Reference: [2008] EWHC 524 (Admin)

Court: Divisional Court

Judge: Lord Phillips LCJ, Silber J

Date of judgment: 5 Mar 2008

Summary: Criminal evidence - Mutual assistance - Private documents - Article 8, European Convention on Human Rights - s.15, Crime (International Co-operation) Act 2003

Instructing Solicitors: Kingsley Knapley for Cs; Peters & Peters for Interested Party


Claimants applied for judicial review of a district judge’s decision in proceedings for the taking of evidence pursuant to a request for legal assistance under s. 13 the Crime (International co-operation) Act 2003 by a foreign regulator. The request was for answers to questions and the taking of documents. Third parties became aware that they were referred to in documents sought, and that disclosure would contravene legal professional privilege and Swiss laws of confidence. Proceedings to determine the evidence to be produced were ordered, giving a right of challenge to parties whose Article 8 rights were affected. The district judge did not follow this procedure and stated that Article 8 was not engaged. Cs sought to quash the district judge’s decision.


Whether the district judge conducting proceedings under the Crime (international Co-operation) Act 2003 had erred in deciding that Article 8 was not engaged and that there should be a right to challenge the disclosure requests made by the foreign regulator.


Acceding to the applicaton,
(1) Article 8 was engaged. Public authorities that obtained documents by compulsion engaged the right to respect for private life and correspondence in respect of obtaining, storage and subsequent use of that material.
(2) When considering evidence, a court nominated under s.15 had to have regard to the rights conferred by Art.8(1) of the Convention.

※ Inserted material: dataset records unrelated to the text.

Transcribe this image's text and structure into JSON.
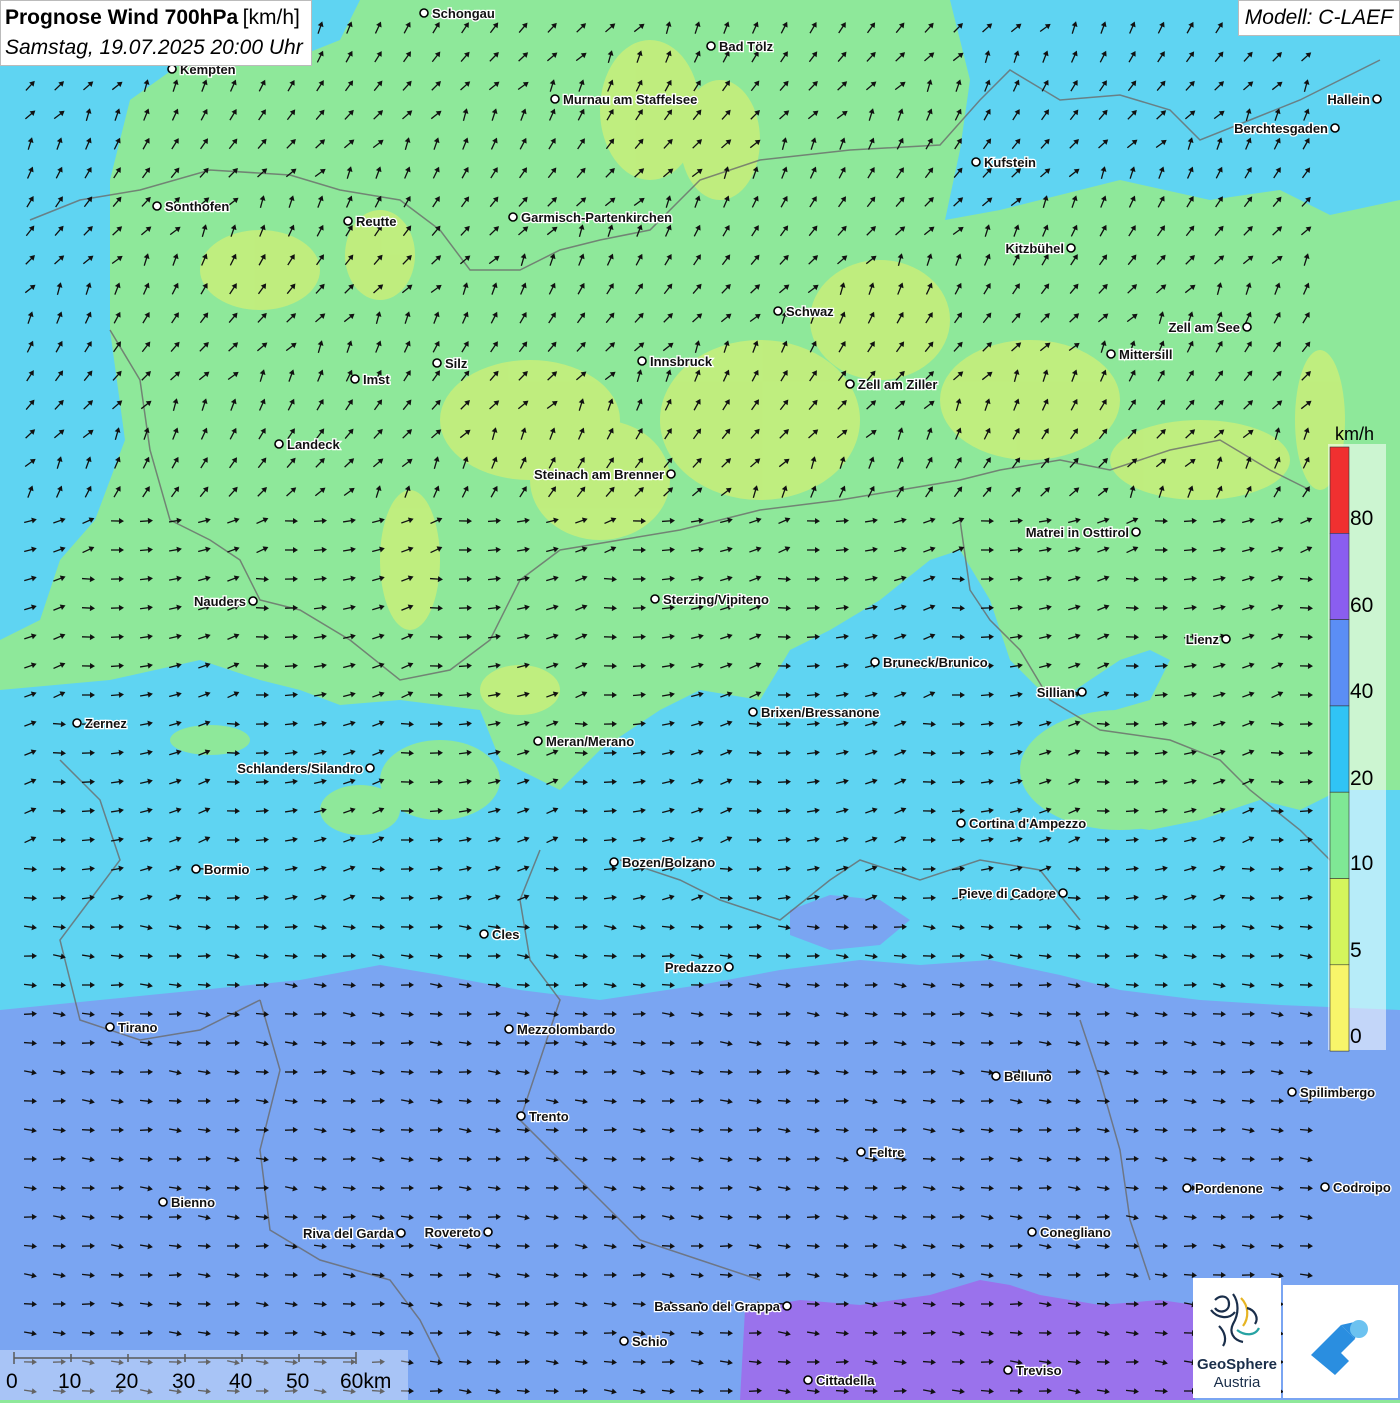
{
  "header": {
    "title": "Prognose Wind 700hPa",
    "unit": "[km/h]",
    "datetime": "Samstag, 19.07.2025 20:00 Uhr"
  },
  "model": "Modell: C-LAEF",
  "legend": {
    "unit": "km/h",
    "ticks": [
      "80",
      "60",
      "40",
      "20",
      "10",
      "5",
      "0"
    ],
    "colors": [
      "#f03030",
      "#8a5ef0",
      "#5b8ef5",
      "#30c4f5",
      "#7fe895",
      "#d4f55c",
      "#f8f56a"
    ]
  },
  "scale": {
    "labels": [
      "0",
      "10",
      "20",
      "30",
      "40",
      "50",
      "60km"
    ]
  },
  "logo": {
    "line1": "GeoSphere",
    "line2": "Austria"
  },
  "cities": [
    {
      "name": "Schongau"
    },
    {
      "name": "Bad Tölz"
    },
    {
      "name": "Kempten"
    },
    {
      "name": "Murnau am Staffelsee"
    },
    {
      "name": "Hallein"
    },
    {
      "name": "Berchtesgaden"
    },
    {
      "name": "Kufstein"
    },
    {
      "name": "Sonthofen"
    },
    {
      "name": "Reutte"
    },
    {
      "name": "Garmisch-Partenkirchen"
    },
    {
      "name": "Kitzbühel"
    },
    {
      "name": "Schwaz"
    },
    {
      "name": "Zell am See"
    },
    {
      "name": "Mittersill"
    },
    {
      "name": "Silz"
    },
    {
      "name": "Innsbruck"
    },
    {
      "name": "Imst"
    },
    {
      "name": "Zell am Ziller"
    },
    {
      "name": "Landeck"
    },
    {
      "name": "Steinach am Brenner"
    },
    {
      "name": "Matrei in Osttirol"
    },
    {
      "name": "Nauders"
    },
    {
      "name": "Sterzing/Vipiteno"
    },
    {
      "name": "Lienz"
    },
    {
      "name": "Bruneck/Brunico"
    },
    {
      "name": "Sillian"
    },
    {
      "name": "Zernez"
    },
    {
      "name": "Brixen/Bressanone"
    },
    {
      "name": "Meran/Merano"
    },
    {
      "name": "Schlanders/Silandro"
    },
    {
      "name": "Cortina d'Ampezzo"
    },
    {
      "name": "Bozen/Bolzano"
    },
    {
      "name": "Bormio"
    },
    {
      "name": "Pieve di Cadore"
    },
    {
      "name": "Cles"
    },
    {
      "name": "Predazzo"
    },
    {
      "name": "Tirano"
    },
    {
      "name": "Mezzolombardo"
    },
    {
      "name": "Belluno"
    },
    {
      "name": "Spilimbergo"
    },
    {
      "name": "Trento"
    },
    {
      "name": "Feltre"
    },
    {
      "name": "Pordenone"
    },
    {
      "name": "Codroipo"
    },
    {
      "name": "Bienno"
    },
    {
      "name": "Riva del Garda"
    },
    {
      "name": "Rovereto"
    },
    {
      "name": "Conegliano"
    },
    {
      "name": "Bassano del Grappa"
    },
    {
      "name": "Schio"
    },
    {
      "name": "Treviso"
    },
    {
      "name": "Cittadella"
    }
  ]
}
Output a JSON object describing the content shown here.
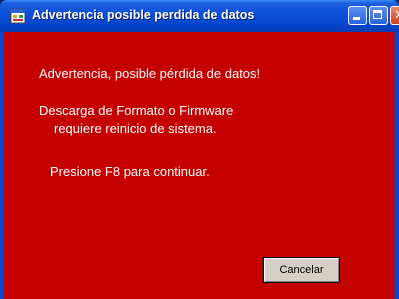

A reminder that business confidences can be protected as ‘correspondence’ under Article 8(1). These rights may be asserted by third parties that the request for mutual assistance does not directly relate to. In directing what disclosure should be given, a court will consider what will be necessary for the prevention of crime (within Article 8(2)) and restrain from disclosure documents not meeting that purpose.